Matt Rhodes – 39 (40 in triathlon years)
Tell us a little bit about you:
I went to grad school at UCSB in the early nineties. Santa Barbara was such a beautiful town, I stayed for eleven years.
In 2001, I was diagnosed with Stage 4 Hogkins Lymphoma. The cancer had spread outside of my lymph system into my chest and abdomen. One of the many tumors was pressing against my spinal cord, causing paralysis and preventing me from walking. I was treated at the Cancer Center of Santa Barbara, a beneficiary of this race. With the amazing help of Dr. Thomas Woliver his team of fantastic doctors and nurses (you know who you are, Barb, Tammy, Chris, Cathy, etc.), I was given aggressive chemo and radiation treatments and was deemed cancer-free in mid-2002.
After briefly moving to Colorado, I met my wife, Claire.
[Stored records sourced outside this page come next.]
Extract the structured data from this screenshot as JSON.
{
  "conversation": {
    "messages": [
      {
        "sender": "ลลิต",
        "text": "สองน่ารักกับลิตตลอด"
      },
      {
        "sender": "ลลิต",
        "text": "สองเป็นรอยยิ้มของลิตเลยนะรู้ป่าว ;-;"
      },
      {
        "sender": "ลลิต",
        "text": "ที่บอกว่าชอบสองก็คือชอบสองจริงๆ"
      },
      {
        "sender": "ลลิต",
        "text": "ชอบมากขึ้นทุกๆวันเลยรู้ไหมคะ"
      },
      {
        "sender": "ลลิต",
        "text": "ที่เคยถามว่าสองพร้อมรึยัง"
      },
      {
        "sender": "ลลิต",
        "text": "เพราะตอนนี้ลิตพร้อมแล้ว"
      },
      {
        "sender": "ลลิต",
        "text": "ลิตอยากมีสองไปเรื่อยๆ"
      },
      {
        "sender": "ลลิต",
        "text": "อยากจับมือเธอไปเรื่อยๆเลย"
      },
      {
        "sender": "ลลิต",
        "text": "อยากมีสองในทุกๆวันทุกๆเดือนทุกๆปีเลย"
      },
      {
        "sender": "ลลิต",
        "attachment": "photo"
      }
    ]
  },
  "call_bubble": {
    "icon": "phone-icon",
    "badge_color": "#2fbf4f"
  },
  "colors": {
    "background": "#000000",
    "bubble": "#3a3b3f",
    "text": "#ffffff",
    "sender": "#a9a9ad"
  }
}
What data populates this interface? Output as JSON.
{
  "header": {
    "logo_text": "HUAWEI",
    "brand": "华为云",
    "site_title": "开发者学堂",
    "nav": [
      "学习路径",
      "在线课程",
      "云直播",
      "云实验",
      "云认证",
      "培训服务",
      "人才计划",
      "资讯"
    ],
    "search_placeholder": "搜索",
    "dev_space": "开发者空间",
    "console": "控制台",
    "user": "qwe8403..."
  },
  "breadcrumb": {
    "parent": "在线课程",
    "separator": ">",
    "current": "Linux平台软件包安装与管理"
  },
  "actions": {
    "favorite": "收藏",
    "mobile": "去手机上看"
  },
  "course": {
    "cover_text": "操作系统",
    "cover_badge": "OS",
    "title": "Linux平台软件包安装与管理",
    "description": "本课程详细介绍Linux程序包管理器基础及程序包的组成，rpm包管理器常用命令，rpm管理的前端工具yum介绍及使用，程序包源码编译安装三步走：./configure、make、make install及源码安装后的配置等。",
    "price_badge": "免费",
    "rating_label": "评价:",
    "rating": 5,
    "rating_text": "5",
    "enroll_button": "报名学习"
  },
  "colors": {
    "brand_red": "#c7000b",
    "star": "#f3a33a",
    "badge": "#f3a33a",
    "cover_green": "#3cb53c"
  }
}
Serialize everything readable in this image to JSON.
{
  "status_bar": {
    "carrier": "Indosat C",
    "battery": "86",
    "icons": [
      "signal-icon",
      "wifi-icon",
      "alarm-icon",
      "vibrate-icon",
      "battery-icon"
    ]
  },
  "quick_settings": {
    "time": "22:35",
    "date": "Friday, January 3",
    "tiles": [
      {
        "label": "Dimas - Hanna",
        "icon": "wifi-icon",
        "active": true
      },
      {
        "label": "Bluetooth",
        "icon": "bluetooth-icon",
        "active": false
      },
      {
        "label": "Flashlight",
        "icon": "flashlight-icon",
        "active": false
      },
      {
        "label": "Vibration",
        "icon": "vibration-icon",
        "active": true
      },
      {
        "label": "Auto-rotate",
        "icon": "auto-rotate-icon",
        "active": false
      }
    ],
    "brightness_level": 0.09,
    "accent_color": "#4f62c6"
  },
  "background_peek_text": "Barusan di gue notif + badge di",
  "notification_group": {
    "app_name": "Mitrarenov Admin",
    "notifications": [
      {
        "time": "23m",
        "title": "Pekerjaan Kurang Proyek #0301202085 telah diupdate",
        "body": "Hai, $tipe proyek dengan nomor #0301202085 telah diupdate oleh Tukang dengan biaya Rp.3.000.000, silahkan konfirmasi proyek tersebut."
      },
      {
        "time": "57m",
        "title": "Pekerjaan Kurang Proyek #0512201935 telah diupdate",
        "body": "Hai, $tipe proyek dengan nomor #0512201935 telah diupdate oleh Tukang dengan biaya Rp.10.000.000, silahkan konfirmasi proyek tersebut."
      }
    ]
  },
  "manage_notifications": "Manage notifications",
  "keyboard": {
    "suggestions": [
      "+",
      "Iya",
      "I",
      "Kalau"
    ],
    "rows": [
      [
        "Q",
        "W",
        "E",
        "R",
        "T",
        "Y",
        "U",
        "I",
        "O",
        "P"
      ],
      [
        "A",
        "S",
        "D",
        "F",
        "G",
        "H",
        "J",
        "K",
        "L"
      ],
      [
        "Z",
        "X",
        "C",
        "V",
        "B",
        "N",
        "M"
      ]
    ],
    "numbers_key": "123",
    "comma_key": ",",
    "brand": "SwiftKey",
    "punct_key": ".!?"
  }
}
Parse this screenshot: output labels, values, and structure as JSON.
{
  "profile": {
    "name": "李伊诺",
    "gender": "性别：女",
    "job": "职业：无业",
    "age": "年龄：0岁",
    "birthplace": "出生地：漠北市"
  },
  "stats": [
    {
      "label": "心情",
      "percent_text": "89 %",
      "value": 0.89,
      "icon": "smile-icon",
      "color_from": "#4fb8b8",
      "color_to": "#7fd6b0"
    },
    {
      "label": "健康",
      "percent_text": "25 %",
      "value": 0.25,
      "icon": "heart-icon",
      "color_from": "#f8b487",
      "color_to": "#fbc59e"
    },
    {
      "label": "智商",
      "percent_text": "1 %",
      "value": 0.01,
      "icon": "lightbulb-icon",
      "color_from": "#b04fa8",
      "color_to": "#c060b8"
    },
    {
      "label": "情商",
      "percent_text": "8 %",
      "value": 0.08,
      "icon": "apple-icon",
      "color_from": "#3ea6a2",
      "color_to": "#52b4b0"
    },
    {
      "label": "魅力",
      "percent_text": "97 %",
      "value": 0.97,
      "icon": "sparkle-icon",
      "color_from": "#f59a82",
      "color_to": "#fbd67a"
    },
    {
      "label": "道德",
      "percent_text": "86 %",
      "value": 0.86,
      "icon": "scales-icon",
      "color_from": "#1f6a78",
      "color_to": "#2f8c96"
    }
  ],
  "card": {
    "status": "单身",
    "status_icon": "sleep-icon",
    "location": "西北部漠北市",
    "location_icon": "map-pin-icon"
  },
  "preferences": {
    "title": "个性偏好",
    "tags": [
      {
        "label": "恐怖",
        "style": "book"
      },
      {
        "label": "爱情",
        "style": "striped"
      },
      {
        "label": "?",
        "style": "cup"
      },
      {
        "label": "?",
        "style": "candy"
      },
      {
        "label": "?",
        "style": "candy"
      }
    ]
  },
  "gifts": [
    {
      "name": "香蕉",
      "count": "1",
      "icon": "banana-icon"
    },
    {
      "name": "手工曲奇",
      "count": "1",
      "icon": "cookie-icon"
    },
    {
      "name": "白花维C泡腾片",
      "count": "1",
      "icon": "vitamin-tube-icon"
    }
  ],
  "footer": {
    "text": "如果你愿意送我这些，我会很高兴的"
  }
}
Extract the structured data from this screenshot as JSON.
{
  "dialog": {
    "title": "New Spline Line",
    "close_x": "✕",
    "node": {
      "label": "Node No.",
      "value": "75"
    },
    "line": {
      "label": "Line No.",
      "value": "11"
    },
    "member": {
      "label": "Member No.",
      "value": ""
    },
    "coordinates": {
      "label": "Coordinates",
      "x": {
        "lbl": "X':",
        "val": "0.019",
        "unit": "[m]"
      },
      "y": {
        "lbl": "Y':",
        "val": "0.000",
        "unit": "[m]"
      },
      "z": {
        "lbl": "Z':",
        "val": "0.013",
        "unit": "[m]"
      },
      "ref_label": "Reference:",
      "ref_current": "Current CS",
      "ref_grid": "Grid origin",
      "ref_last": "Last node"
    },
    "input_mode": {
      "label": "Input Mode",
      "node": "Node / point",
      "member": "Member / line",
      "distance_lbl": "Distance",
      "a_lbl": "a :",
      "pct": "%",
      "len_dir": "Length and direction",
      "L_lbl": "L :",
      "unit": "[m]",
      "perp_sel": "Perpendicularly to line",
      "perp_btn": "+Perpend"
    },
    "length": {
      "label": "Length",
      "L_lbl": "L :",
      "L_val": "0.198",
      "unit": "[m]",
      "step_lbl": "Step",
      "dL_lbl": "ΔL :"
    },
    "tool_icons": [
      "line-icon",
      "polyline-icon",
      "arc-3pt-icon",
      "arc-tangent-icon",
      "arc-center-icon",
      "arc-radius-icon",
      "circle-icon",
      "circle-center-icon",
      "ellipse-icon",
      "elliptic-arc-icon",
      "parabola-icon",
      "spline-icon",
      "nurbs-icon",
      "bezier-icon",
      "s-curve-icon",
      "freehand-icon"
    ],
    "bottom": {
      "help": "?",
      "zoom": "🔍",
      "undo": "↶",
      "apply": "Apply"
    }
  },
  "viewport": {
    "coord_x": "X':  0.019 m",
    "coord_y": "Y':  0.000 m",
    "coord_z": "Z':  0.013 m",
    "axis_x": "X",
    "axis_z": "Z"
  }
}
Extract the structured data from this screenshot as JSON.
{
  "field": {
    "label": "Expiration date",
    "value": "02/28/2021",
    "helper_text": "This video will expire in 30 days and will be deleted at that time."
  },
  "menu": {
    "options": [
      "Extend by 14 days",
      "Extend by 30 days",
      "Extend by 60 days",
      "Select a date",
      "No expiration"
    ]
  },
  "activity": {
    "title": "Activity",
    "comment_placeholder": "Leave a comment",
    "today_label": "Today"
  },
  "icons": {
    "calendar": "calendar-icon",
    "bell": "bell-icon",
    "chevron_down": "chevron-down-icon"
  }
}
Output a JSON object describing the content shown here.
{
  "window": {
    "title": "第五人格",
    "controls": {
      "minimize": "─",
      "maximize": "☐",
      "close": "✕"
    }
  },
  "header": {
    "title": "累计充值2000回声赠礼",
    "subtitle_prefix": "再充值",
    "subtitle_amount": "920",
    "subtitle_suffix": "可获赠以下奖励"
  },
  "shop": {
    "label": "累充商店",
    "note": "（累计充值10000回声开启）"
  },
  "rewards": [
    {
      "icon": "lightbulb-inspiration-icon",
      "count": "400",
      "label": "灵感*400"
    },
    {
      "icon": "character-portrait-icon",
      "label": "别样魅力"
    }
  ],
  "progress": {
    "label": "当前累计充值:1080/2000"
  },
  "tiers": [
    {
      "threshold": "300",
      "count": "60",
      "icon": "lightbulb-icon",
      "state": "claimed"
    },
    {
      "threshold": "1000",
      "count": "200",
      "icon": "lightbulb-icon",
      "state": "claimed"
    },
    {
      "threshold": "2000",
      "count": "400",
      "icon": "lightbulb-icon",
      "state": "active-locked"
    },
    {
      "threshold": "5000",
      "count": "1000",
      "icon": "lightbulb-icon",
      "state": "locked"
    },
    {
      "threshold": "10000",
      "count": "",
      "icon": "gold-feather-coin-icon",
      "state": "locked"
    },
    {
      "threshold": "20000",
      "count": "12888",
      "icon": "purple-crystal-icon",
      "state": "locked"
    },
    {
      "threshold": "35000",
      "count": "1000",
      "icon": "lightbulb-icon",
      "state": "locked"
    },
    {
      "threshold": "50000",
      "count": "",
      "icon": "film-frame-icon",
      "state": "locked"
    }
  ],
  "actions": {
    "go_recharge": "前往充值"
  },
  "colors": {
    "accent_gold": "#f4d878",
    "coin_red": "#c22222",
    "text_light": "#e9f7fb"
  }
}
We moved to the bay area and were married in 2005. Now living in Oakland, CA, I spend my time working (a software developer, I create 3D graphics and animation software), exercising (swimming, biking, and running, of course) with my wife and friends, and writing (my first novel – no promises on its readability).
My wife Claire, an avid (fast) runner who has completed several marathons, encouraged me to sign up for my first triathlon with her through Team In Training (TNT). Since then, we’ve become die-hard TNT supporters and frequent triathletes.
I’ve very fortunate to have an opportunity to exercise and compete in triathlons, especially when looking back eight years and seeing where my life was at the time. I’m very grateful to the great work done by the Cancer Center of Santa Barbara.
When did you complete your first triathlon (and if you’ve completed more than one, how many)?
My first tri was an Olympic distance in Maui in June, 2006. Since then, I’ve done over a dozen triathlons of different sizes, from the sprint of the Santa Barbara Tri (2006) to the long course at Santa Barbara (2007) and the Half Ironman at Wildflower (2008/2009).
This year, Claire and I will both be competing in the Long Course. Yes, she’ll probably beat me.
What inspires you to train/compete?
As a cancer survivor, I’m aware that I’m fortunate to be out there with other athletes.
What is your favorite thing about the sport?
I love the multi-sport aspect of triathlons. I love that my training involves different sports, and that I’m not stuck doing the same thing over and over.
What’s your least favorite thing?
Having to force myself to get into the pool/ocean to practice swimming. I’d much rather bike or run.
What is the best advice you ever received regarding the sport of triathlon?
Make the race about your pace. You’ll have a lot more fun.
Share your top three (or one, or ten) training tips:
- Do interval workouts at a track about once a week. Your average pace will increase naturally. The same advice applies to cycling (although I don’t do as much cycling intervals as I should).
- Keep a short stride when running. If you need to go faster, just increase your turnover, don’t increase your stride.
- Make sure you try different types of endurance drinks, gels, and bars during training. Find what your body can handle well before race day.
How do you stay motivated?
Did I mention that I’m married to Claire? It’s really great to be married to your exercise partner.
How has training for or participating in triathlon(s) affected other areas of your life?
I’m more aware of food as fuel, so I think about eating differently. I’m aware of when my next workout is, so I make sure that I’m eating the right things at the right time before I put my running shoes on or get on the bike.
After the workout… well, let’s not talk about that.
Any words of encouragement for novice or aspiring triathletes?
Find a workout schedule that you *want* to do – if you try to force yourself into exercise, you won’t do it.
On race day, push yourself (it’s great finding what you’re capable of), but don’t worry about passing or being passed. In the end, you’ll only remember you crossing the finish line.
And don’t feel like you need to start with big, long races. My favorite race is the sprint distance – so fun!
Do you have a post-triathlon indulgence?
There is nothing better than a nice shower and a margarita (rocks, salt) after a race.